__What to produce__
Needed from the data below: all lines that contain the word "circle".

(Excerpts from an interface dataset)
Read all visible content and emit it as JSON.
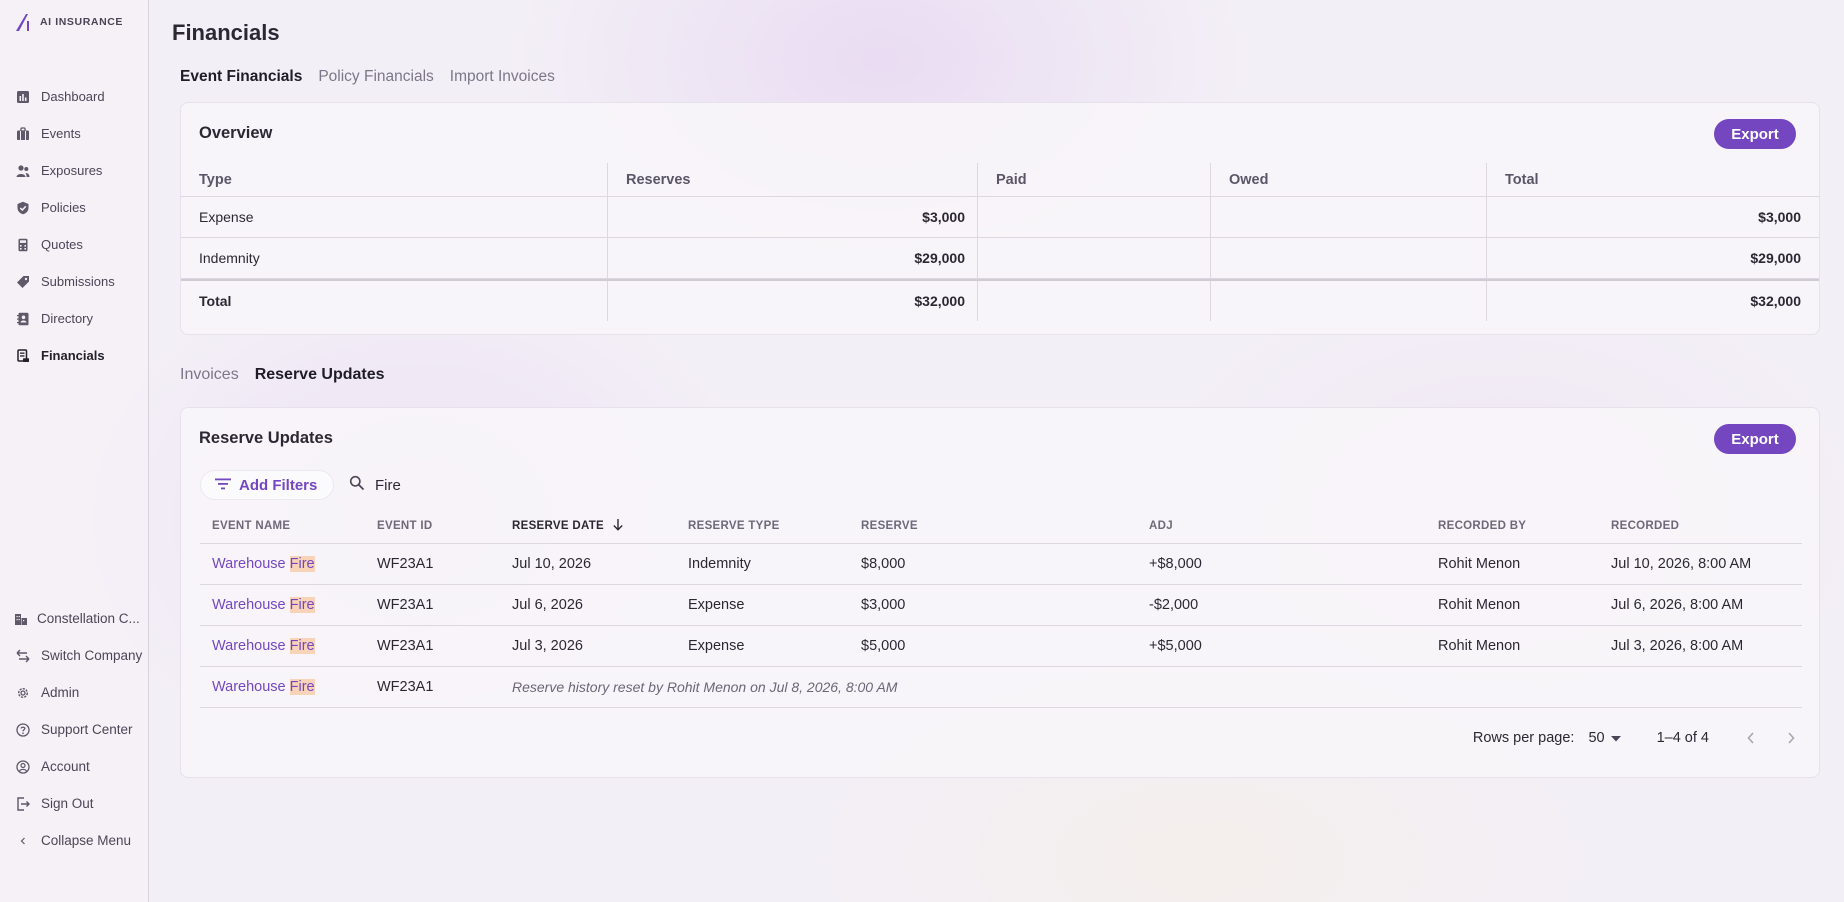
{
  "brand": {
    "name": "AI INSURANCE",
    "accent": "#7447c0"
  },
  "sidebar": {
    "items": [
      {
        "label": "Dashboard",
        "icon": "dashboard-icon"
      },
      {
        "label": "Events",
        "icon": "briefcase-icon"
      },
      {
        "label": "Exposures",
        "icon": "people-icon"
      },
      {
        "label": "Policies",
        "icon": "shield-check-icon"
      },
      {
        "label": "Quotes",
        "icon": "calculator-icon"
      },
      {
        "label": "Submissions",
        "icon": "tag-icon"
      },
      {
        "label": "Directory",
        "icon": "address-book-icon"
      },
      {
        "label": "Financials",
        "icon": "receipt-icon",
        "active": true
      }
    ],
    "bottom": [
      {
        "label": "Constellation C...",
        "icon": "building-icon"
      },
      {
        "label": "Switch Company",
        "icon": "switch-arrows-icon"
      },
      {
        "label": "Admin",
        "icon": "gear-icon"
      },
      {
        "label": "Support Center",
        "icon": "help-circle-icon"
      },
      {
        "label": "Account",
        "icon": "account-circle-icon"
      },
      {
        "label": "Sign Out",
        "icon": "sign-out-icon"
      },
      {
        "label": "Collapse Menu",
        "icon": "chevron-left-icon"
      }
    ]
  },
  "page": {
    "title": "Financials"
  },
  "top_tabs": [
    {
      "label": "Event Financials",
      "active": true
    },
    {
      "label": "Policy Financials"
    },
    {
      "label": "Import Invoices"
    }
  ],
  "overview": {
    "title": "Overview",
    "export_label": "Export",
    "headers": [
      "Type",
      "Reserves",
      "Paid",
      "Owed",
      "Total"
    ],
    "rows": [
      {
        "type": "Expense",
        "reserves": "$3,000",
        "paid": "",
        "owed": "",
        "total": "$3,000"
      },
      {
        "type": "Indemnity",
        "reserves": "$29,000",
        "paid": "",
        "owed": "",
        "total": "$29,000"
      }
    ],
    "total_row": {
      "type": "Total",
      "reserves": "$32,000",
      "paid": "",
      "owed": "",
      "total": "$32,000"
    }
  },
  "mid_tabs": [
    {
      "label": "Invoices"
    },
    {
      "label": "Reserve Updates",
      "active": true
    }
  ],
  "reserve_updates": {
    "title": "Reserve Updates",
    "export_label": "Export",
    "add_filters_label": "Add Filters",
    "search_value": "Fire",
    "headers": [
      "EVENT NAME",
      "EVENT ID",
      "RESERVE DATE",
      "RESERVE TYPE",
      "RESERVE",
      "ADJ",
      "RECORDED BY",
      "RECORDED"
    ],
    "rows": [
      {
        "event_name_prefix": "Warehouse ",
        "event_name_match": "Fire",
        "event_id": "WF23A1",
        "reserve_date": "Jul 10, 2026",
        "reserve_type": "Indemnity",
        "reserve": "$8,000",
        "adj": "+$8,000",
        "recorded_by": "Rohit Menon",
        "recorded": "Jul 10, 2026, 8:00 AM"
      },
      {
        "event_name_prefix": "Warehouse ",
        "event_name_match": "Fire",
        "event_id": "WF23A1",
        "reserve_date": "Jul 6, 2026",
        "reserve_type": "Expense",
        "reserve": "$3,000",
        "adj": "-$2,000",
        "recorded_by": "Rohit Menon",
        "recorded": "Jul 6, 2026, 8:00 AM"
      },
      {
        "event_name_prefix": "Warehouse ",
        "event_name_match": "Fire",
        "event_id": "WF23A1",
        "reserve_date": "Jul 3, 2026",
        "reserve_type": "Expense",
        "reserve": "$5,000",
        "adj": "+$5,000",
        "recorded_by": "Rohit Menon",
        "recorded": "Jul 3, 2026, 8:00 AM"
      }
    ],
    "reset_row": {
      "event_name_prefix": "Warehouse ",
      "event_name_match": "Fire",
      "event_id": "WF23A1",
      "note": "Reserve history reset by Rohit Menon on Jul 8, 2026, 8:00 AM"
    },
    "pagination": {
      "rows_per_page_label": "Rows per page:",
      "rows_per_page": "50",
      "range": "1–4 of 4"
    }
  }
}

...

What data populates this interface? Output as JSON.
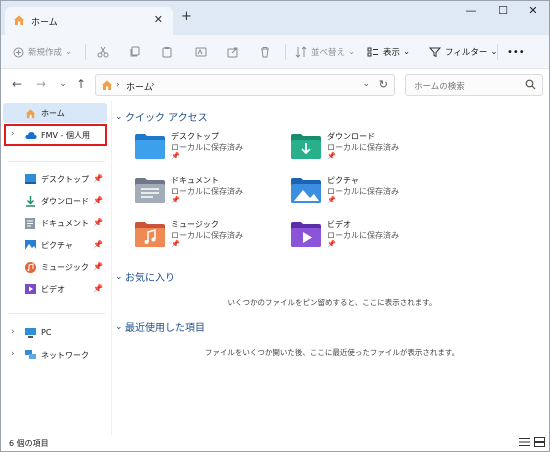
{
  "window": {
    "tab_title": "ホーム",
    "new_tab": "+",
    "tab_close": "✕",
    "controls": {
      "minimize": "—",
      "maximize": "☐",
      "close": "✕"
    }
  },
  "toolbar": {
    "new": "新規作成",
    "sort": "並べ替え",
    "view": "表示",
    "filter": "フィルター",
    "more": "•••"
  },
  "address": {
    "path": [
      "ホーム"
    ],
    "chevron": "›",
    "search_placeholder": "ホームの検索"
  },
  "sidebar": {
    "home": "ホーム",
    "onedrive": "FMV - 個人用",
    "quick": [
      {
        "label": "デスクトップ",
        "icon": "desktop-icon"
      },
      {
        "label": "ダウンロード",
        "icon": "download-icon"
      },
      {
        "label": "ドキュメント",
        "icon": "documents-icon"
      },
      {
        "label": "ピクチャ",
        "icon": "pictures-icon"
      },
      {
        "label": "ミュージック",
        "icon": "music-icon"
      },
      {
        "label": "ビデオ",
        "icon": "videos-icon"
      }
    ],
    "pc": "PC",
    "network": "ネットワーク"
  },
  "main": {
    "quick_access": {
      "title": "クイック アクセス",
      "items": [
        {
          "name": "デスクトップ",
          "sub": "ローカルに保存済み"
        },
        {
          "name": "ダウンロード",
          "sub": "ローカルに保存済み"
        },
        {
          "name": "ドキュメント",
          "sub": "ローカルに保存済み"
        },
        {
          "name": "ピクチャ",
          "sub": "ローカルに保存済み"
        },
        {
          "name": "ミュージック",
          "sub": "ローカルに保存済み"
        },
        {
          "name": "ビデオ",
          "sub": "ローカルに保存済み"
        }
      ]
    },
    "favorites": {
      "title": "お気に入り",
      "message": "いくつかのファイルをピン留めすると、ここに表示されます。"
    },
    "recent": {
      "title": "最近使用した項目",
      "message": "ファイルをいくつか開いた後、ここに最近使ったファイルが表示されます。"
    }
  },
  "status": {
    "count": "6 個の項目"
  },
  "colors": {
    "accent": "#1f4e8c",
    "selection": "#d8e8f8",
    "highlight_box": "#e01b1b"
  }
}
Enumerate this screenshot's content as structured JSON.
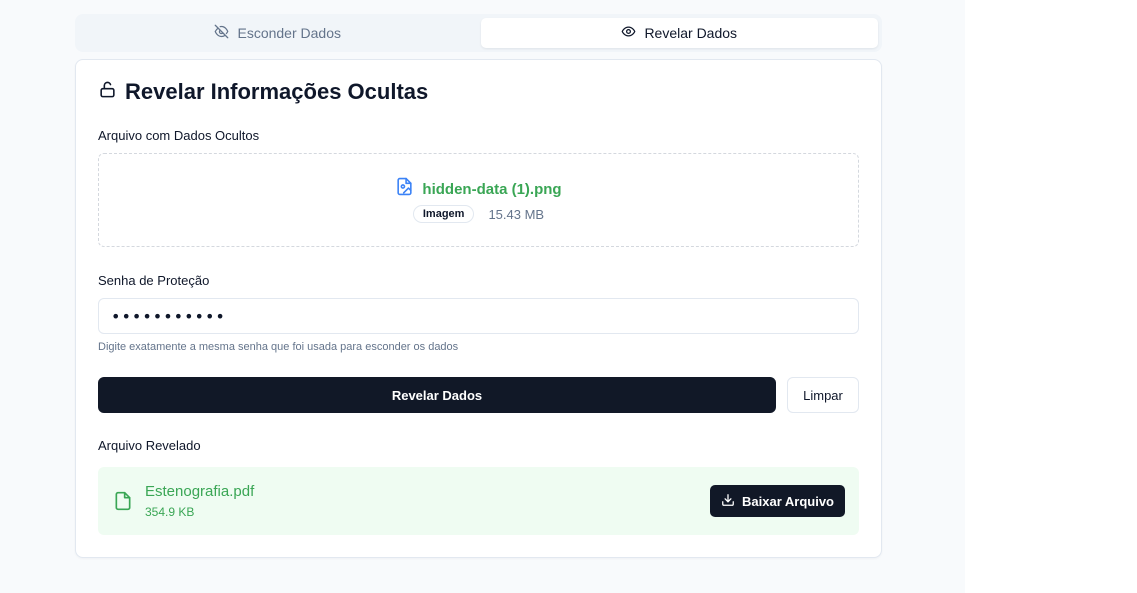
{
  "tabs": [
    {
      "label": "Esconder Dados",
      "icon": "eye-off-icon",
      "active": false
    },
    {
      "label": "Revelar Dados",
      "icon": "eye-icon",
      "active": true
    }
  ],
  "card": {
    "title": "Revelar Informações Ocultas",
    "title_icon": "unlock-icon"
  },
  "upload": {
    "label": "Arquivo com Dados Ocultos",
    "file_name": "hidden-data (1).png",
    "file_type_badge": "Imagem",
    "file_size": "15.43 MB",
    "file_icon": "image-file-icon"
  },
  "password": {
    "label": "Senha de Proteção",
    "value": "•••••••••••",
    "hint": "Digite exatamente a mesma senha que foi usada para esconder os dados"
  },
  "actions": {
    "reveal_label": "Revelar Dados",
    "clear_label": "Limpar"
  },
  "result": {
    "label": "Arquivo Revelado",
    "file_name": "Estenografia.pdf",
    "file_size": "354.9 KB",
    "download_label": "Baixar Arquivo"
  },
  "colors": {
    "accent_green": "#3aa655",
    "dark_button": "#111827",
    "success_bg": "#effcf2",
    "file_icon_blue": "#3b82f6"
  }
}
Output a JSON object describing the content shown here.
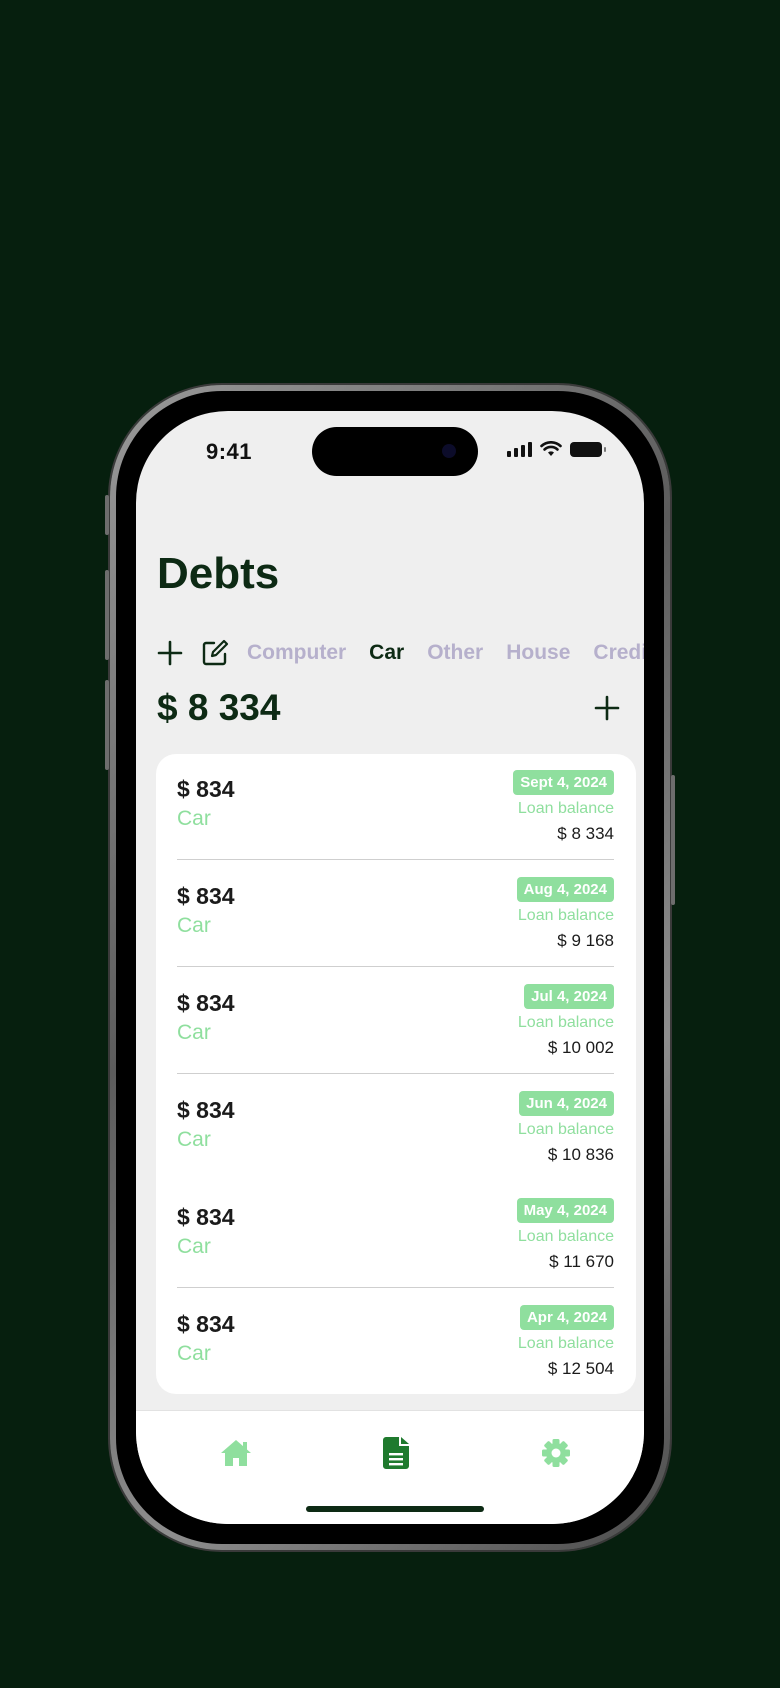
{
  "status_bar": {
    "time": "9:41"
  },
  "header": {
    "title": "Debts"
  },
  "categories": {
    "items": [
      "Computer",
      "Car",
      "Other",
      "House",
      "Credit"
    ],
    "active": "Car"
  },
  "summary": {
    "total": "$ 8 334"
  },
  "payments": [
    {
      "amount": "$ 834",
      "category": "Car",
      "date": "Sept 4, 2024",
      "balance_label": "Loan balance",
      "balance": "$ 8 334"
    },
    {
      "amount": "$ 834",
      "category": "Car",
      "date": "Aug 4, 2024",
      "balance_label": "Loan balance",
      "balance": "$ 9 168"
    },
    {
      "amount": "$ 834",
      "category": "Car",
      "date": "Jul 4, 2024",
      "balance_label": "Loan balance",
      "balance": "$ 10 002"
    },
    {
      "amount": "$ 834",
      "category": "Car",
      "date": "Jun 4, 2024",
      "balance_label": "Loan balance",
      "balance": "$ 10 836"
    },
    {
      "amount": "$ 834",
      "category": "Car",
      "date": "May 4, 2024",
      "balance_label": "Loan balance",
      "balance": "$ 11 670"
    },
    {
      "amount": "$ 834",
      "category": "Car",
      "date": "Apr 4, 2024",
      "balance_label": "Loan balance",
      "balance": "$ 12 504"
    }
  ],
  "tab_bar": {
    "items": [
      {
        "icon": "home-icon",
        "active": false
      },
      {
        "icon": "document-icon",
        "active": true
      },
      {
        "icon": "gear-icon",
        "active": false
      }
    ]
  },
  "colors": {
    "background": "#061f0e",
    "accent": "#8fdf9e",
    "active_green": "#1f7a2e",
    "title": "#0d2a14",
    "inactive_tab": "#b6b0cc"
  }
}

__Solution to the exercise__
        "icon": "help-circle-icon"
        "icon": "account-circle-icon"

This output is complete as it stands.